TASK BRIEF:
Write out each line of the records that has "JSON" in it.

Data about app and page elements
━━━━━━━━━━
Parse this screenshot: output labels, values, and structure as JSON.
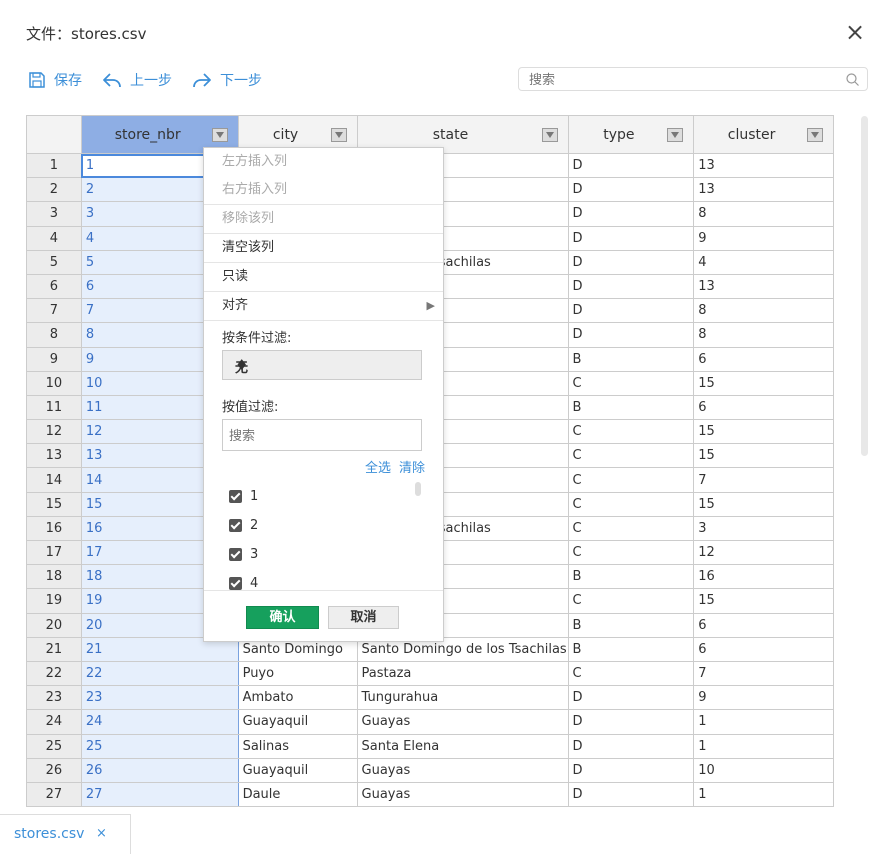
{
  "title": "文件：stores.csv",
  "close_icon": "×",
  "toolbar": {
    "save": "保存",
    "undo": "上一步",
    "redo": "下一步"
  },
  "search": {
    "placeholder": "搜索"
  },
  "columns": [
    "store_nbr",
    "city",
    "state",
    "type",
    "cluster"
  ],
  "rows": [
    {
      "n": "1",
      "store": "1",
      "city": "",
      "state": "",
      "type": "D",
      "cluster": "13"
    },
    {
      "n": "2",
      "store": "2",
      "city": "",
      "state": "",
      "type": "D",
      "cluster": "13"
    },
    {
      "n": "3",
      "store": "3",
      "city": "",
      "state": "",
      "type": "D",
      "cluster": "8"
    },
    {
      "n": "4",
      "store": "4",
      "city": "",
      "state": "",
      "type": "D",
      "cluster": "9"
    },
    {
      "n": "5",
      "store": "5",
      "city": "",
      "state": "ngo de los Tsachilas",
      "type": "D",
      "cluster": "4"
    },
    {
      "n": "6",
      "store": "6",
      "city": "",
      "state": "",
      "type": "D",
      "cluster": "13"
    },
    {
      "n": "7",
      "store": "7",
      "city": "",
      "state": "",
      "type": "D",
      "cluster": "8"
    },
    {
      "n": "8",
      "store": "8",
      "city": "",
      "state": "",
      "type": "D",
      "cluster": "8"
    },
    {
      "n": "9",
      "store": "9",
      "city": "",
      "state": "",
      "type": "B",
      "cluster": "6"
    },
    {
      "n": "10",
      "store": "10",
      "city": "",
      "state": "",
      "type": "C",
      "cluster": "15"
    },
    {
      "n": "11",
      "store": "11",
      "city": "",
      "state": "",
      "type": "B",
      "cluster": "6"
    },
    {
      "n": "12",
      "store": "12",
      "city": "",
      "state": "",
      "type": "C",
      "cluster": "15"
    },
    {
      "n": "13",
      "store": "13",
      "city": "",
      "state": "",
      "type": "C",
      "cluster": "15"
    },
    {
      "n": "14",
      "store": "14",
      "city": "",
      "state": "",
      "type": "C",
      "cluster": "7"
    },
    {
      "n": "15",
      "store": "15",
      "city": "",
      "state": "",
      "type": "C",
      "cluster": "15"
    },
    {
      "n": "16",
      "store": "16",
      "city": "",
      "state": "ngo de los Tsachilas",
      "type": "C",
      "cluster": "3"
    },
    {
      "n": "17",
      "store": "17",
      "city": "",
      "state": "",
      "type": "C",
      "cluster": "12"
    },
    {
      "n": "18",
      "store": "18",
      "city": "",
      "state": "",
      "type": "B",
      "cluster": "16"
    },
    {
      "n": "19",
      "store": "19",
      "city": "",
      "state": "",
      "type": "C",
      "cluster": "15"
    },
    {
      "n": "20",
      "store": "20",
      "city": "",
      "state": "",
      "type": "B",
      "cluster": "6"
    },
    {
      "n": "21",
      "store": "21",
      "city": "Santo Domingo",
      "state": "Santo Domingo de los Tsachilas",
      "type": "B",
      "cluster": "6"
    },
    {
      "n": "22",
      "store": "22",
      "city": "Puyo",
      "state": "Pastaza",
      "type": "C",
      "cluster": "7"
    },
    {
      "n": "23",
      "store": "23",
      "city": "Ambato",
      "state": "Tungurahua",
      "type": "D",
      "cluster": "9"
    },
    {
      "n": "24",
      "store": "24",
      "city": "Guayaquil",
      "state": "Guayas",
      "type": "D",
      "cluster": "1"
    },
    {
      "n": "25",
      "store": "25",
      "city": "Salinas",
      "state": "Santa Elena",
      "type": "D",
      "cluster": "1"
    },
    {
      "n": "26",
      "store": "26",
      "city": "Guayaquil",
      "state": "Guayas",
      "type": "D",
      "cluster": "10"
    },
    {
      "n": "27",
      "store": "27",
      "city": "Daule",
      "state": "Guayas",
      "type": "D",
      "cluster": "1"
    }
  ],
  "menu": {
    "insert_left": "左方插入列",
    "insert_right": "右方插入列",
    "remove_col": "移除该列",
    "clear_col": "清空该列",
    "read_only": "只读",
    "align": "对齐",
    "filter_by_condition": "按条件过滤:",
    "condition_value": "无",
    "filter_by_value": "按值过滤:",
    "value_search_placeholder": "搜索",
    "select_all": "全选",
    "clear": "清除",
    "values": [
      "1",
      "2",
      "3",
      "4"
    ],
    "ok": "确认",
    "cancel": "取消"
  },
  "bottom_tab": {
    "label": "stores.csv",
    "close": "×"
  },
  "colors": {
    "accent": "#3c8fd8",
    "selected_header": "#8eaee4",
    "ok_button": "#16a05d"
  }
}
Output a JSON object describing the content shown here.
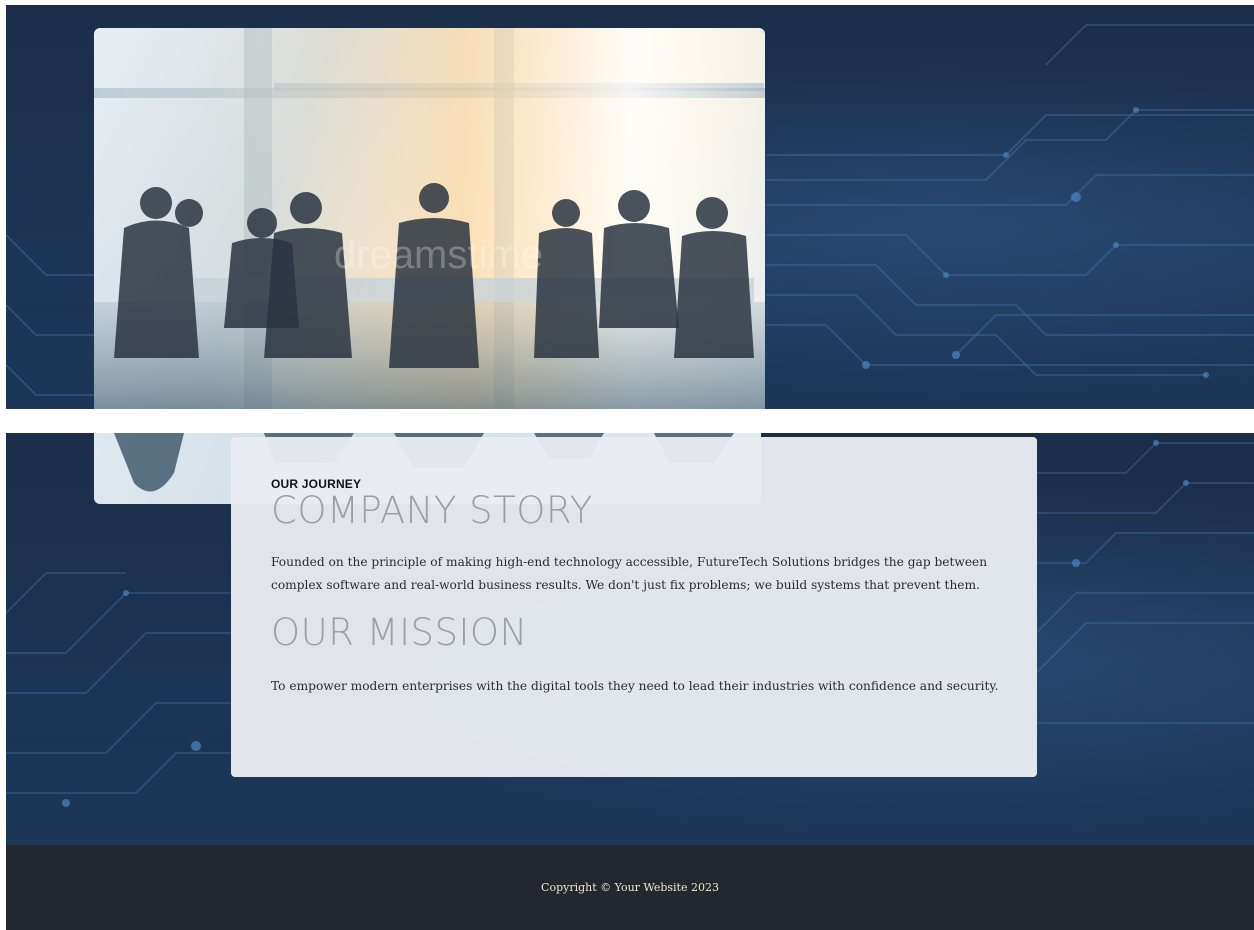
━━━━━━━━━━
TASK SOLUTION:
Parse this screenshot: output labels, values, and structure as JSON.
Output a JSON object describing the content shown here.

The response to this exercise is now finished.